I’ve been making a conscious decision to read books outside my usual genre recently. I read a crime novel (Christine Falls) and at the moment I’m reading a mass market thriller (Gone Girl). But when I saw the cover of Fallout in Berkelouw books a couple of months ago, I couldn’t resist. The cover promised 1970s London and is so close to the style of book I’m writing, I had to read it. Even better, the sales assistant gave Sadie Jones a ringing endorsement.
And I’ve discovered a new favourite author.
Fallout is the story of four young people trying to make it in the world of experimental theatre in 1970s London. In a chance meeting in his Lincolnshire village, Luke Kanowski meets the fiery Leigh Radley and Paul Driscoll on their way to meet a playwright. Its the impetus that Luke needs to escape his dull life in an office job and run away to London and immerse himself in the theatre world. He’s leaving behind a mother who has been in an asylum nearly all his life, and a father who is slowly drinking himself to death. Luke and Paul set up their own theatre company called Graft, while Luke secretly writes plays at night and Leigh works as a stage manager to pay the bills.
Luke and Paul are strongly attracted to Leigh, but its Paul she chooses when Luke rebuffs her.
Running parallel is the story of Nina Jacobs, a budding actress whose life will intersect with the other three in a dramatic way. She’s grown up with a mother who is a monster – a fading narcissistic actress who is now pinning her hopes on her daughter.
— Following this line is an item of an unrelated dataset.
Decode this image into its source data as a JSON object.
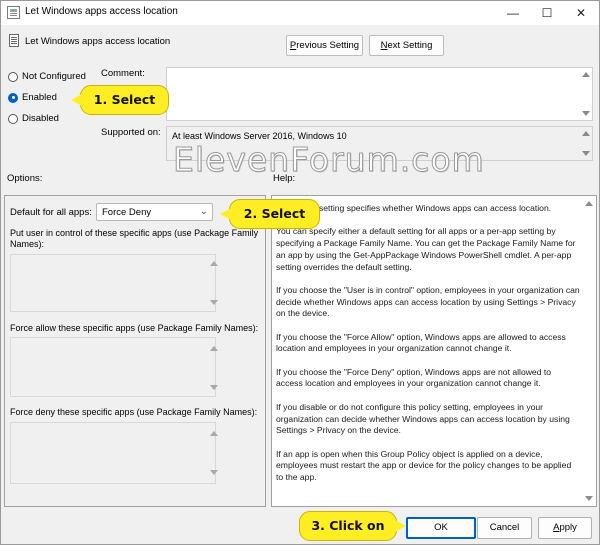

A critical step is marrying her off to the successful and influential but cruel Tony Moore.
When Luke’s first play is critically acclaimed, its seems natural that Paul and his new theatre company will produce his second offering. But Luke has become entangled with Nina and the liaison will have huge ramifications for all of them.
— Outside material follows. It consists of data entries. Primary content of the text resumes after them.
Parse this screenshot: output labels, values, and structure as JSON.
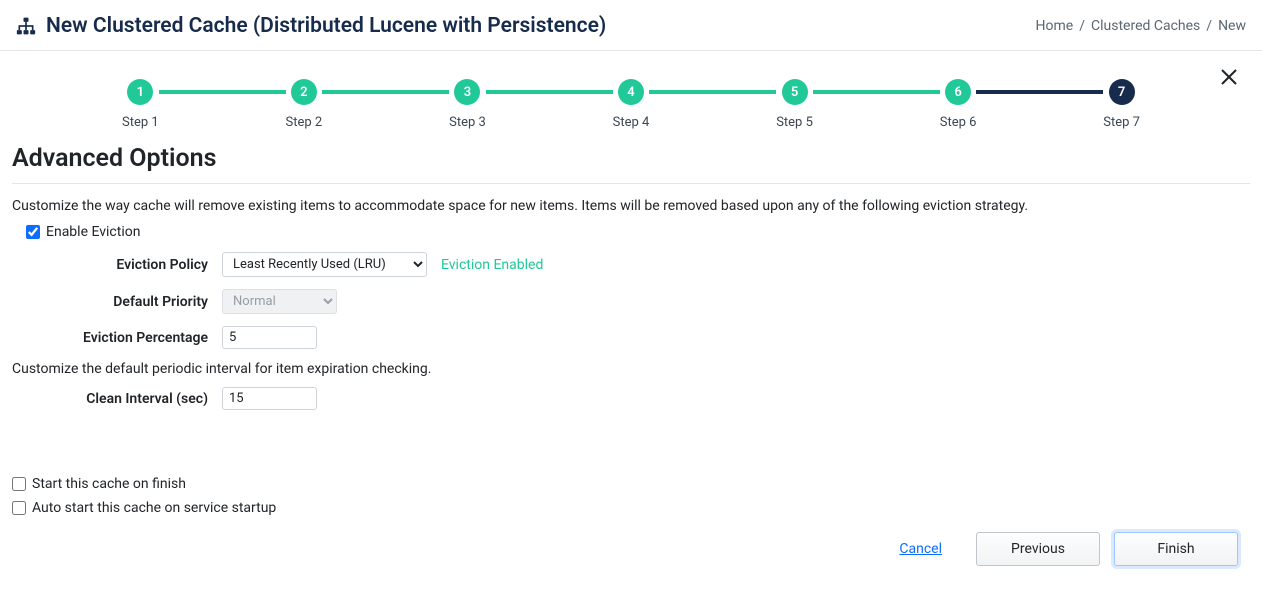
{
  "header": {
    "title": "New Clustered Cache (Distributed Lucene with Persistence)"
  },
  "breadcrumb": {
    "home": "Home",
    "mid": "Clustered Caches",
    "current": "New"
  },
  "stepper": {
    "steps": [
      {
        "num": "1",
        "label": "Step 1",
        "state": "done"
      },
      {
        "num": "2",
        "label": "Step 2",
        "state": "done"
      },
      {
        "num": "3",
        "label": "Step 3",
        "state": "done"
      },
      {
        "num": "4",
        "label": "Step 4",
        "state": "done"
      },
      {
        "num": "5",
        "label": "Step 5",
        "state": "done"
      },
      {
        "num": "6",
        "label": "Step 6",
        "state": "done"
      },
      {
        "num": "7",
        "label": "Step 7",
        "state": "current"
      }
    ]
  },
  "section": {
    "title": "Advanced Options",
    "desc_eviction": "Customize the way cache will remove existing items to accommodate space for new items. Items will be removed based upon any of the following eviction strategy.",
    "enable_eviction_label": "Enable Eviction",
    "eviction_policy_label": "Eviction Policy",
    "eviction_policy_value": "Least Recently Used (LRU)",
    "eviction_status": "Eviction Enabled",
    "default_priority_label": "Default Priority",
    "default_priority_value": "Normal",
    "eviction_percentage_label": "Eviction Percentage",
    "eviction_percentage_value": "5",
    "desc_interval": "Customize the default periodic interval for item expiration checking.",
    "clean_interval_label": "Clean Interval (sec)",
    "clean_interval_value": "15",
    "start_on_finish_label": "Start this cache on finish",
    "auto_start_label": "Auto start this cache on service startup"
  },
  "footer": {
    "cancel": "Cancel",
    "previous": "Previous",
    "finish": "Finish"
  }
}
There are so many things to love about this book. The characterisation is brilliant. Luke, Nina, Leigh and Paul are all convincingly portrayed and always consistent. Luke is emotionally stunted as a result of his neglected upbringing and the way he clings to Paul and Leigh in the flat they share as his replacement family is touching and believable. He beds lots of women but is unable to have a fulfilling relationship and the reader’s sympathy is with him all the way.
I read an interview with Sadie Jones talking about the character of Nina and how she created in Nina the kind of woman she really hates. But I felt sorry for Nina because her mother was so dreadful and even at her worst, I could not help but see what a tortured soul she is.
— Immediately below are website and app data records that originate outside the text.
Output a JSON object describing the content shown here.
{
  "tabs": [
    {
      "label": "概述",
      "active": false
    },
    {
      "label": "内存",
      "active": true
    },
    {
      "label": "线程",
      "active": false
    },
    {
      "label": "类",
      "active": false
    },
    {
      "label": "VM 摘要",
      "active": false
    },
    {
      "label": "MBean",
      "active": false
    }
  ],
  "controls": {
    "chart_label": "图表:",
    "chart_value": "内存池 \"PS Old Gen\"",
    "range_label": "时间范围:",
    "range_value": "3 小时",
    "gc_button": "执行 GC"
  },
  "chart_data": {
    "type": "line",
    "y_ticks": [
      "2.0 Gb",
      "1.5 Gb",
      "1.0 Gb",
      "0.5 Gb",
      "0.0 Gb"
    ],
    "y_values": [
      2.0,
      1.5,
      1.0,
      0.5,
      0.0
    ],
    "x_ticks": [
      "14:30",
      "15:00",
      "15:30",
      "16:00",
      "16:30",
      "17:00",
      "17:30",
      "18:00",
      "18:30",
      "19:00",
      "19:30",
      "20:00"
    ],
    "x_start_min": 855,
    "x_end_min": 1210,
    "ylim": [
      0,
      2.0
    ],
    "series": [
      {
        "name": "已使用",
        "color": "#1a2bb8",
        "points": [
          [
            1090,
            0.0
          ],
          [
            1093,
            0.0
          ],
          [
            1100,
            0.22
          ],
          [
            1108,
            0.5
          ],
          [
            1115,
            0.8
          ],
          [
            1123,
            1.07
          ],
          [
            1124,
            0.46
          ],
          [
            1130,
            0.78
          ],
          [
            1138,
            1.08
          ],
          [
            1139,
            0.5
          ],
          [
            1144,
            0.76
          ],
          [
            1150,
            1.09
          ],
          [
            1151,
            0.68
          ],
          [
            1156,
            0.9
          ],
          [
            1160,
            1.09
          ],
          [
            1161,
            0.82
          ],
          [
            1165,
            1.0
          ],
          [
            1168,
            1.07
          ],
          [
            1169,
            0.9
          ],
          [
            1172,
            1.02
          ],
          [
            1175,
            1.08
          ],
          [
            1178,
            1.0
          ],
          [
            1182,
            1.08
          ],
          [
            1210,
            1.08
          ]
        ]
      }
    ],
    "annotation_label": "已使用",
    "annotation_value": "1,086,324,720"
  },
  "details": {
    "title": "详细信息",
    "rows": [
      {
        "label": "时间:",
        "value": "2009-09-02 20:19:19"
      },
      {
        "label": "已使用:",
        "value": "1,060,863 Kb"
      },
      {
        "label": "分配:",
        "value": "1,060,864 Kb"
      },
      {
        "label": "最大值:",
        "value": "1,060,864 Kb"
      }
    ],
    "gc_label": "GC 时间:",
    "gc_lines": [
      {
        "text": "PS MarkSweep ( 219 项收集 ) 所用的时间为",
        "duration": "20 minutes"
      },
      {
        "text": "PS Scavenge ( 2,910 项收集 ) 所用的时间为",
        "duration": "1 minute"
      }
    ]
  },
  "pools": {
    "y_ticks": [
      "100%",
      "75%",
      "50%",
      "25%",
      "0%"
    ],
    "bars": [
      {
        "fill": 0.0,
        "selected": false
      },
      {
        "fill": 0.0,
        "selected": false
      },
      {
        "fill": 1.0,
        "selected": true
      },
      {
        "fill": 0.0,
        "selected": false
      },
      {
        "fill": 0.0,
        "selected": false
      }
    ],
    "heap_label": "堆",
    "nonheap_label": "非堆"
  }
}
The period is brilliantly evoked, from the walks through dark streets during the power cuts, to the fears that the bomb has been dropped, the grimness of 1970s London is painted very subtly. Jones does well to drop in these details without straining, which I find a problem in some historical fiction. You can almost smell the beer wafting up the stairs of the pub theatre.
And there’s some outstanding writing – Luke seducing the au pair at a party, ‘and his thoughts were reduced gratefully to the heated maths of getting inside her clothes, taking up all of him in blessed focus’ and overcome with desire ‘burning and aching within and without from her imprint’.
The plot is not complex but evolves from the distinct failings of the characters and their obsessions. The climax and ending are really satisfying for this reason.
And that reminds me of an article I read recently on writing tips from Booker Prize winners. The one that stayed in my mind was from Arundhati Roy, the winner in 1997 for The God of Small Things.
She said “…the secret of the Great Stories is that they have no secrets….They don’t deceive you with thrills and trick endings. They don’t surprise you with the unforeseen…You know how they end, yet you listen as though you don’t.”
This is the best book I’ve read this year and I’ve already added Sadie Jones’ other books to my birthday wish list.